A while back I wrote an article about an agent whom I had regular lunch meetings with during the time I was a partner at VREO.
Robin was a client. But unlike most clients, he revered the time we spent together. He never answered his cell phone during or kept me hanging while he flexed his Realtor muscle before me. He never drowned me in his real estate war stories. He never pontificated. He never felt the need to prove anything to me about himself. There was no need. As a result, I looked forward to spending time with him. I never felt I was being sold, pitched, played, managed, incubated or cultivated.
Our last lunch was over a year ago. Well after he went from client to friend. But then some things just got in the way of us hanging out. I started 1000Watt. I hunkered down. I stopped taking lunch breaks.
Then last month, out of the blue, an email arrived from Robin. It was a lunch invite.
I’ve done business with many agents. Most were pleasant people. I hear from some via their monthly newsletters. Others send yearly holiday cards. A few call out of the blue and ask about my family and then sign off with the tried, true and tested “Oh and by the way…” pitch for referral business. One I never hear from at all.
Little do any realize that I’m seriously contemplating selling one of my homes. Been so for over a year now but haven’t because I’ve been sitting on the fence not quite sure what to do. None of the agents I’ve worked with in the past have compelled me. None have inspired me. None have made the effort to really mine the past client vein.
Little do they realize I guess how I was one lunch date away from giving them my business.
Robin and I ate at the Madonna Inn. If you’ve never been there just image what it would look like if gawdy died and went to heaven. (See pic above). The place is a testimony to Alex Madonna, a maverick builder, a cantankerous land owner and visionary who possessed an uncanny blind eye when it came to decorating.
After our meal, Robin and I emerged from this pink palace with another great meal, another great conversation under our belt.

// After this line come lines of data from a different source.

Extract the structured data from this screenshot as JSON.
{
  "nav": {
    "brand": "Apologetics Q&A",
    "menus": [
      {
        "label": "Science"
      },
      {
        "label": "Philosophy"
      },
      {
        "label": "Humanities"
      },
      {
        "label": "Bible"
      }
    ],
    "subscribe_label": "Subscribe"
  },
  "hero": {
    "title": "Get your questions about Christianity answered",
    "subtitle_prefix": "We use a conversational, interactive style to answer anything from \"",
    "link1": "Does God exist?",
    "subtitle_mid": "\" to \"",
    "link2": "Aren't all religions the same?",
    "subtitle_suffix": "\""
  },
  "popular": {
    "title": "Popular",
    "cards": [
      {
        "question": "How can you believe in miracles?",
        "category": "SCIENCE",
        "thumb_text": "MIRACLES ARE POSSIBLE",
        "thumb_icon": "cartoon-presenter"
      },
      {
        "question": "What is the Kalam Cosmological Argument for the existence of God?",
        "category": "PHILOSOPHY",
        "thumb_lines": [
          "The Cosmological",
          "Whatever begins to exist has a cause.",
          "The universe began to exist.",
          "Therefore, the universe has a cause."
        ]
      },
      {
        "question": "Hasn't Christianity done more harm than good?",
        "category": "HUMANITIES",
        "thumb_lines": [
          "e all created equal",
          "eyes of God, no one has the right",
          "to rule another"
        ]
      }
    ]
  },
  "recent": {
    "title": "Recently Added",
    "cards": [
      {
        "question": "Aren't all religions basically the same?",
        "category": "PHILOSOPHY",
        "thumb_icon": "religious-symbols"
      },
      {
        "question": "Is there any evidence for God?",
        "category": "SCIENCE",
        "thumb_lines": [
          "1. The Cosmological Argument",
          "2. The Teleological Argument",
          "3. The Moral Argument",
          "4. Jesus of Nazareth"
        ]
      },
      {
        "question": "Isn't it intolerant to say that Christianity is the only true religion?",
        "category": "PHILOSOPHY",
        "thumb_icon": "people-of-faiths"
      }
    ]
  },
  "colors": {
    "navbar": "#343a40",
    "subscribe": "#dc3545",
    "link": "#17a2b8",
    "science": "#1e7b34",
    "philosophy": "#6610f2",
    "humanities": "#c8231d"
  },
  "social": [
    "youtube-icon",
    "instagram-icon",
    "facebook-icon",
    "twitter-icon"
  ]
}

Our cars were parked at opposite ends of the parking lot. I decided to walk him to his car. Halfway there, I asked if he would list my home. I told him I was thinking about selling it for the past year. Granted the home is forty miles from where he practices but I would be honored if he would take it.
I know all about the jurisprudence of using a local agent. I’ve read all the “How to hire an agent” content ever written. But at the end of the day, after viewing every agent website in Nipomo, from the Hawaiian shirt wearing agent with the Hawaiian music that loads with the site to the dozens of agents who never returned an email sent to them from their own website, I came face to face with the reality that at the end of the day, this business is all about relationships. Deep meaningful ones.
Over the years, Robin spent a few dollars taking me out to lunch. We’d talk real estate, technology, movies and life. He never once asked me for business. Never once sent me a recipe. Never once sent me an email newsletter. He just acted like a true friend.
I never felt like a lead.
Never felt like a prospect.
Never felt I was anything but a human being.
Technology sure is great. When used correctly it enhances, expands and engages the experience. But it’s not everything. Sometimes technology can distance us from what we do best. Like the human touch. Like friendship. There’s no technological substitute for doing that. For doing the right thing. For going that extra mile. To me, this is part of Web 2.0 is about. Back to core basics. People connecting with people.
Robin got the listing.
It’s a beautiful home.
3 bedrooms, 2 baths with tenant.